The Last Flapper is a one-woman play co-produced by Visions Theatre and Long Lake Theater that retrospects the life of Zelda Fitzgerald. Wife of author F. Scott Fitzgerald, The Last Flapper shines a spotlight on Zelda's personal experiences of creative genius, repression and passionate pursuit of life.
On this episode of Art Beat, we take you once again to the Great River Shakespeare Festival at Winona State University. This time around we talk to Fight Choreographer Benjamin Boucvalt. Benjamin is an experienced fight choreographer for both stage and film. Benjamin also has a background in martial arts, and he talks with us about how his background helps and what it’s really like to put together a heart stopping fight scene.
Vicki Biggs-Anderson is a volunteer producer at WTIP North Shore Community Radio. Vicki lives on a 100-year-old homestead with a variety of farm animals, from guinea fowl to goats. Each week, she shares a bit about her life and the lessons she learns tending her north woods homestead and farm with Magnetic North.
All it takes is a spark. Several years ago, Cate Belleveau agreed to portray Mary Welsh Hemingway in a Beltrami County Historical Society fundraising event. The experience ignited a curiosity that could not be denied. Fascinated by her new knowledge of an intelligent, adventurous woman who grew up in logging country and ended up the 4th wife of Ernest Hemingway, over the next few years, Cate committed to researching Mary Welsh Hemingway. Intrigued, her thirst for knowledge led to investigations into the lives of other significant women in Hemingway’s life – all four of his wives, his mother and his granddaughter. The result of her passion is an original play, “Mary 4, Martha 3: No Footnotes.” It was produced in both Walker and Bemidji in 2016 and later this month will be produced in New York as part of the New York Summerfest Theater competition. Cate stopped by KBXE to chat about it.

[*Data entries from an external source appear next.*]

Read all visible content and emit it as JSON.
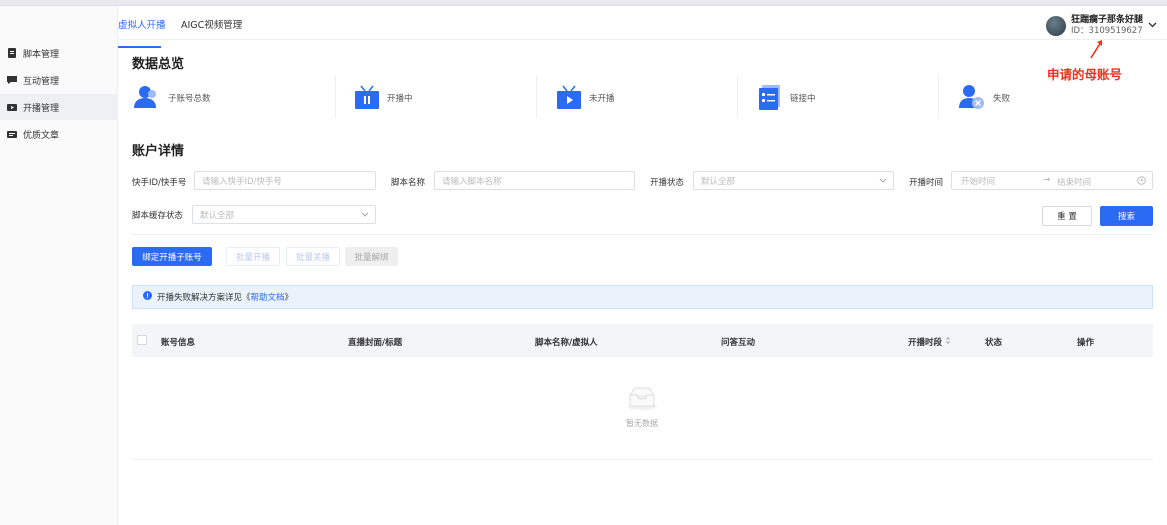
{
  "header": {
    "tabs": [
      {
        "label": "虚拟人开播",
        "active": true
      },
      {
        "label": "AIGC视频管理",
        "active": false
      }
    ],
    "user": {
      "name": "狂踹瘸子那条好腿",
      "id": "ID：3109519627"
    }
  },
  "annotation": "申请的母账号",
  "sidebar": {
    "items": [
      {
        "label": "脚本管理",
        "icon": "document-icon"
      },
      {
        "label": "互动管理",
        "icon": "chat-icon"
      },
      {
        "label": "开播管理",
        "icon": "video-icon",
        "active": true
      },
      {
        "label": "优质文章",
        "icon": "article-icon"
      }
    ]
  },
  "overview": {
    "title": "数据总览",
    "stats": [
      {
        "label": "子账号总数",
        "icon": "users-icon"
      },
      {
        "label": "开播中",
        "icon": "tv-pause-icon"
      },
      {
        "label": "未开播",
        "icon": "tv-play-icon"
      },
      {
        "label": "链接中",
        "icon": "checklist-icon"
      },
      {
        "label": "失败",
        "icon": "user-error-icon"
      }
    ]
  },
  "details": {
    "title": "账户详情",
    "filters": {
      "account_label": "快手ID/快手号",
      "account_placeholder": "请输入快手ID/快手号",
      "script_label": "脚本名称",
      "script_placeholder": "请输入脚本名称",
      "status_label": "开播状态",
      "status_value": "默认全部",
      "time_label": "开播时间",
      "time_start": "开始时间",
      "time_end": "结束时间",
      "cache_label": "脚本缓存状态",
      "cache_value": "默认全部"
    },
    "buttons": {
      "reset": "重 置",
      "search": "搜索",
      "bind": "绑定开播子账号",
      "batch_start": "批量开播",
      "batch_stop": "批量关播",
      "batch_unbind": "批量解绑"
    },
    "notice": {
      "text": "开播失败解决方案详见《",
      "link": "帮助文档",
      "suffix": "》"
    },
    "table": {
      "columns": [
        "账号信息",
        "直播封面/标题",
        "脚本名称/虚拟人",
        "问答互动",
        "开播时段",
        "状态",
        "操作"
      ],
      "empty_text": "暂无数据"
    }
  },
  "colors": {
    "primary": "#2b6af3",
    "annotation": "#f2301b"
  }
}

What does it mean to “break the mold”? A hard-boiled lesbian detective breaks through the lavender ceiling, a Sudanese model refuses to lighten her skin to fit in and an Ojibwe rapper wants to be the spark that ignites the fire in his people. Nyakim Gatwech is the “queen of dark,” a Sudanese model in Minnesota with unapologetically dark skin. She has a major Instagram following, too. Ellen Hart is the author of a series of (24!) mystery novels about lesbian detective Jane Lawless. Her work on the series won her an Edgar Award in 2017. She is the first openly gay writer to receive the award. And Baby Shel, an Ojibwe rapper from the Red Lake Reservation, doesn’t care if he becomes the most popular rapper in the world—he just wants to open the door for people like him.
Producer Ben Halom sits down for an interview with punk musician Jeff Rosenstock.

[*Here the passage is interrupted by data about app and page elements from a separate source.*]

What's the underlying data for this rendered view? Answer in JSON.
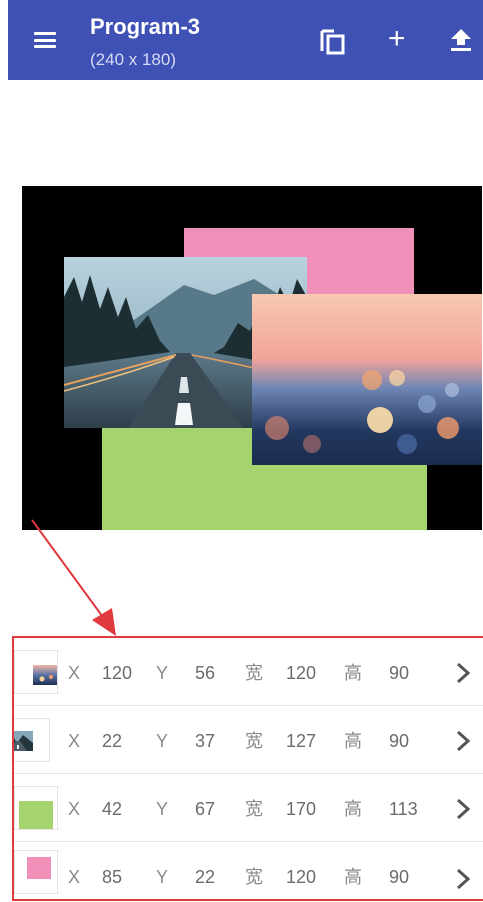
{
  "appbar": {
    "title": "Program-3",
    "subtitle": "(240 x 180)",
    "color": "#3f51b5",
    "icons": [
      "menu-icon",
      "copy-icon",
      "plus-icon",
      "upload-icon"
    ],
    "plus_glyph": "+"
  },
  "canvas": {
    "background": "#000000",
    "layer_colors": {
      "pink": "#f08fb8",
      "green": "#a5d36e"
    }
  },
  "list": {
    "border_color": "#e0393e",
    "rows": [
      {
        "thumb": "bokeh-image",
        "x_label": "X",
        "x": "120",
        "y_label": "Y",
        "y": "56",
        "w_label": "宽",
        "w": "120",
        "h_label": "高",
        "h": "90"
      },
      {
        "thumb": "road-image",
        "x_label": "X",
        "x": "22",
        "y_label": "Y",
        "y": "37",
        "w_label": "宽",
        "w": "127",
        "h_label": "高",
        "h": "90"
      },
      {
        "thumb": "green-color",
        "x_label": "X",
        "x": "42",
        "y_label": "Y",
        "y": "67",
        "w_label": "宽",
        "w": "170",
        "h_label": "高",
        "h": "113"
      },
      {
        "thumb": "pink-color",
        "x_label": "X",
        "x": "85",
        "y_label": "Y",
        "y": "22",
        "w_label": "宽",
        "w": "120",
        "h_label": "高",
        "h": "90"
      }
    ]
  }
}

On this episode of Art Beat we talk to Tonia Sina about Intimacy Directing at the Great River Shakespeare Festival. Tonia is the founder and director of Intimacy Directors International. An organization that helps actors and directors alike handle intimate scenes for the stage and film in a professional manner with high standards of artistry and safety. We talk to Tonia about the need for intimacy directing, what it is, how she came up with her method.

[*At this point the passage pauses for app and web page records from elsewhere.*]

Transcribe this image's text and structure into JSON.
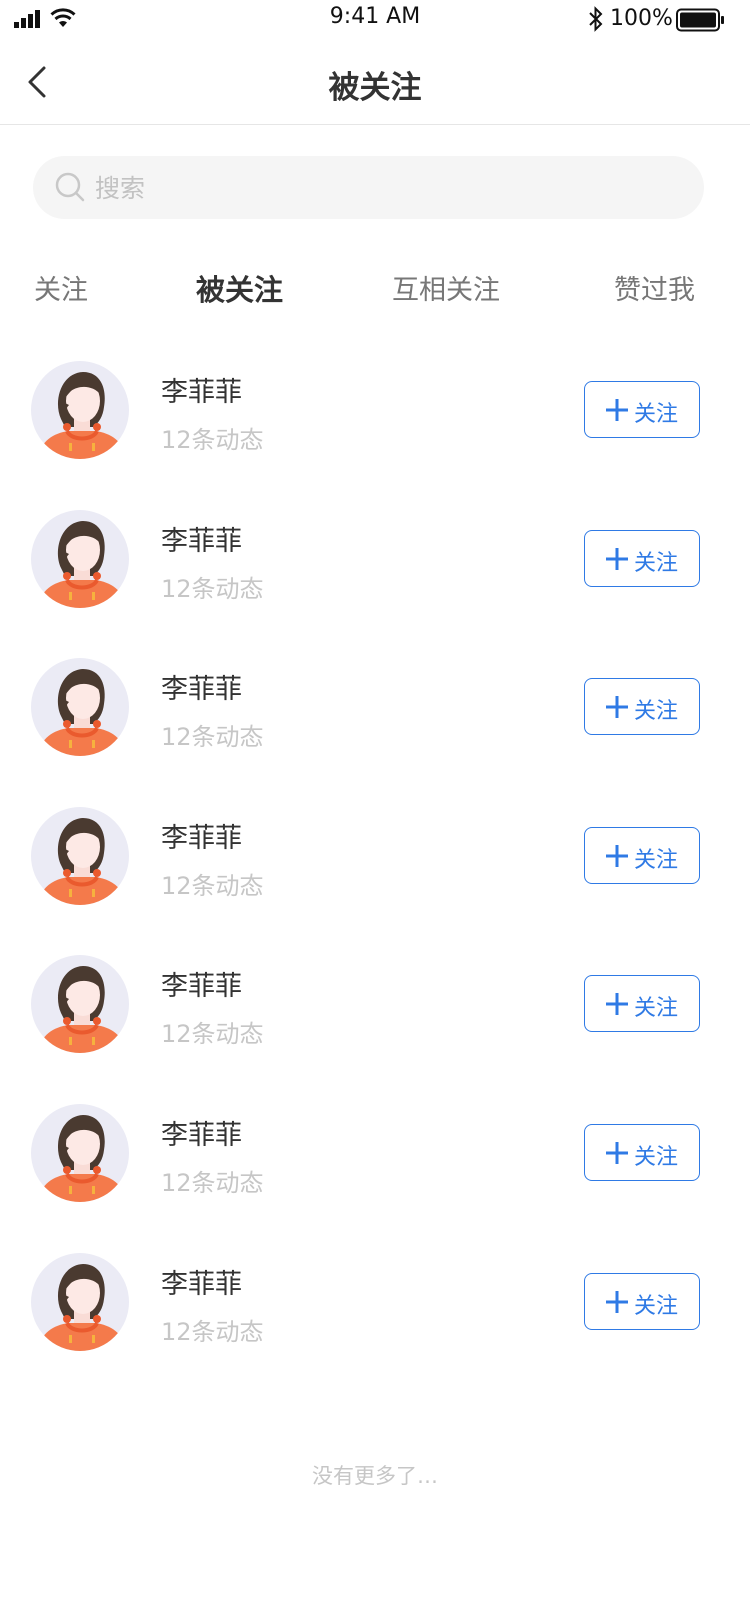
{
  "status_bar": {
    "time": "9:41 AM",
    "battery": "100%",
    "icons": [
      "signal-icon",
      "wifi-icon",
      "bluetooth-icon",
      "battery-icon"
    ]
  },
  "nav": {
    "title": "被关注",
    "back_icon": "chevron-left-icon"
  },
  "search": {
    "placeholder": "搜索",
    "value": ""
  },
  "tabs": [
    {
      "label": "关注",
      "active": false
    },
    {
      "label": "被关注",
      "active": true
    },
    {
      "label": "互相关注",
      "active": false
    },
    {
      "label": "赞过我",
      "active": false
    }
  ],
  "users": [
    {
      "name": "李菲菲",
      "sub": "12条动态",
      "button": "关注"
    },
    {
      "name": "李菲菲",
      "sub": "12条动态",
      "button": "关注"
    },
    {
      "name": "李菲菲",
      "sub": "12条动态",
      "button": "关注"
    },
    {
      "name": "李菲菲",
      "sub": "12条动态",
      "button": "关注"
    },
    {
      "name": "李菲菲",
      "sub": "12条动态",
      "button": "关注"
    },
    {
      "name": "李菲菲",
      "sub": "12条动态",
      "button": "关注"
    },
    {
      "name": "李菲菲",
      "sub": "12条动态",
      "button": "关注"
    }
  ],
  "footer": "没有更多了…",
  "colors": {
    "accent": "#2f7ae5",
    "text": "#333333",
    "muted": "#c6c6c6",
    "search_bg": "#f5f5f5",
    "avatar_bg": "#ebebf5",
    "avatar_shirt": "#f47a4b"
  }
}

Grant Frashier visits Camp Rabideau in the Chippewa National Forest. It is the best preserved Civilian Conservation Corps (CCC) camp in existance and is located a few miles south of Blackduck, MN.
Milt Lee talks to Hondo and Suzy, dance instructors and owners of the Suzy and Hondo School of Dance in Bemidji.
Milt Lee talks with Bob Gatts, owner of Obligato Violin Shop, on his farm near Cushing, MN.
How has immigration, migration, and connection to the rest of the world shaped the sights and sounds of Minnesota? Meet Siama Matuzungidi, a Congolese soukous musician. He moved to Minnesota in the late 90s after having a prosperous career in Congo, Uganda, and Kenya. His life and music flow like his native Congo River, and today, the Mighty Mississippi. Doug Little and his band Charanga Tropical bring the traditional music of Cuba to Minnesota. Charanga orchestras are mainly popular in Florida, New York, and California. But Minnesota is home to one of the only Charanga orchestras in country.